Sri Lanka’s criminalization law violates the rights of lesbian activists
UNITED NATIONS — A UN committee has found that a law that criminalizes consensual same-sex sexual activity in Sri Lanka has violated the rights of a lesbian activist.
The United Nations Committee on the Elimination of Discrimination against Women released its decision on Wednesday in the case of Rosanna Flamer-Caldera, executive director of Equal Ground, a Sri Lankan LGBTQ+ rights group.
The decision notes that Flamer-Caldera in 1997 “found that same-sex sexual activity between consenting adults was a criminal offense under Section 365A of the Penal Code (Sri Lanka) 1883”. The decision further states that Flamer-Caldera has been “frequently threatened and abused by the media and the public” since she co-founded a support group for lesbian and bisexual women in 1999.
Flamer-Caldera founded Equal Ground in 2004.
“She faced ongoing challenges leading the organization,” the decision read.
The decision notes that the Women and Children Bureau of the Sri Lankan Police in December 2012 and January 2013 “made presentations claiming that child abuse was increasing mainly due to the ‘growing homosexual culture'”.
“The author’s photo was shown along with her name and position with Equal Ground, claiming that she and her organization were responsible for spreading homosexuality, implying that they were also responsible for the spread of paedophilia,” the decision noted. “She did not complain to the police for fear of being arrested. The Criminal Investigations Department (of the Sri Lankan Police) placed her and Equal Ground under surveillance, which forced her to move the organization’s material to a safe place, as the department had considered everything homosexual material such as pornography, which could lead to arrest.
The ruling further notes that the Criminal Investigations Department in July 2013 raided an organization that Equal Ground works with “on the basis of the allegation that it was propagating homosexuality”. In the spring of 2018, a man “verbally assaulted” her and “threatened” her “with violence”.
“The criminalization of same-sex sexual activity means that the discrimination, violence and harassment faced by the lesbian, gay, bisexual, transgender and intersex community in Sri Lanka continues with impunity,” it read. in the decision. “Community members are not protected from police harassment. The law has changed the way he lives and conducts himself in public and in private. She is constantly afraid of being arrested and keeps her door locked and the curtains drawn when she is home with her girlfriend.
Flamer-Caldera presented her case under the Convention on the Elimination of All Forms of Discrimination Against Women.
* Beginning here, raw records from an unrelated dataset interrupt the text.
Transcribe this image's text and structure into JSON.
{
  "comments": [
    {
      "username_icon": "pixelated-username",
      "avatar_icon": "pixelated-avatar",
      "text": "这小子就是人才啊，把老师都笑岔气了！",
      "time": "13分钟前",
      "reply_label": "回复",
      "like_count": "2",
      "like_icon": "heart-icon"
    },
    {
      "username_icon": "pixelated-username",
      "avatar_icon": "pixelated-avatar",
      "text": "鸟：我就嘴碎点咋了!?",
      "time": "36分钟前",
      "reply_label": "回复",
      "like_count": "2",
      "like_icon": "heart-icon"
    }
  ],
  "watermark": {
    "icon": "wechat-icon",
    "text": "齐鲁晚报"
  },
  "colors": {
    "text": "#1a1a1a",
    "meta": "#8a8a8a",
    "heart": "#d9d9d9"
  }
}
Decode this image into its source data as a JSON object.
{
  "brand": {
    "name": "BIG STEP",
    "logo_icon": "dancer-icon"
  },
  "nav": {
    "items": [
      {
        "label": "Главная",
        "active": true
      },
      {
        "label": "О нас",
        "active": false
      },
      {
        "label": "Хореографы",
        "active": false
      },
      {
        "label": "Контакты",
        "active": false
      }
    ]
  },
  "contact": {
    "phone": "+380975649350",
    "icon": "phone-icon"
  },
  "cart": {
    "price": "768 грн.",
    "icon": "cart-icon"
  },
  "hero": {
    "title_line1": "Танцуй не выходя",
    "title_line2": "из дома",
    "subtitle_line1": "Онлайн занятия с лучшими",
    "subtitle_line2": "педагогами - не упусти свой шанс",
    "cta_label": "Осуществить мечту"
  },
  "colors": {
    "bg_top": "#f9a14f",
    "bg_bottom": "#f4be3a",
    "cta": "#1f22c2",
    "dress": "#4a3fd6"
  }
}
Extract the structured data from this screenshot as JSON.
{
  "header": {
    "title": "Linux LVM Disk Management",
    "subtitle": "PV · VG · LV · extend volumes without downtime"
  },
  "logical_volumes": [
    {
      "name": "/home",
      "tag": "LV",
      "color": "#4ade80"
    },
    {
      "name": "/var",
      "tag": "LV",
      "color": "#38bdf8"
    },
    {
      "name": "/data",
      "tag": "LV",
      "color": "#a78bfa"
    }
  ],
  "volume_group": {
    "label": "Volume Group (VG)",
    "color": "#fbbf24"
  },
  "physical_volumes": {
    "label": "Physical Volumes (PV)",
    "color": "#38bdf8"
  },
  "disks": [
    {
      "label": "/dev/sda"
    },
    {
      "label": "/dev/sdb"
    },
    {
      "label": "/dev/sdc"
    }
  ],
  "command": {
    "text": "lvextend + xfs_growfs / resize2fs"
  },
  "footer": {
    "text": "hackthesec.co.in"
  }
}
Human Dignity Trust, a London-based NGO that challenges criminalization laws around the world, represented Flamer-Caldera.
“The committee notes that the criminalization of same-sex sexual activity between women in Sri Lanka means that the perpetrator (Flamer-Caldera) has had difficulty finding a partner, has to conceal his relationship and runs the risk of being sought and prosecuted in this context,” he notes. “The committee therefore concludes that the State party has violated the author’s rights under article 16 of the convention.”
Flamer-Caldera welcomed the decision on Thursday.
“This decision will impact millions of lesbian and bisexual women around the world,” she told the Washington Blade. “I am happy and proud to have played such a central role in this process.”
Sri Lanka is one of more than 70 countries in the world where consensual same-sex sexual relations remain criminalized. The UK implemented many of these laws in Commonwealth countries when it colonized them.
Then-British Prime Minister Theresa May said in 2018 that she “deeply” regretted these colonial-era criminalization laws.
The Supreme Court of India issued a ruling in 2018 that decriminalizes consensual same-sex sexual relations.
Botswana President Mokgweetsi Masisi said in January that his government would respect a ruling that decriminalizes homosexuality in the former British colony. Singapore’s Court of Appeal last month dismissed a challenge to the city-state’s buggery law.
Flamer-Caldera told The Blade that the Sri Lankan government has not responded to the ruling.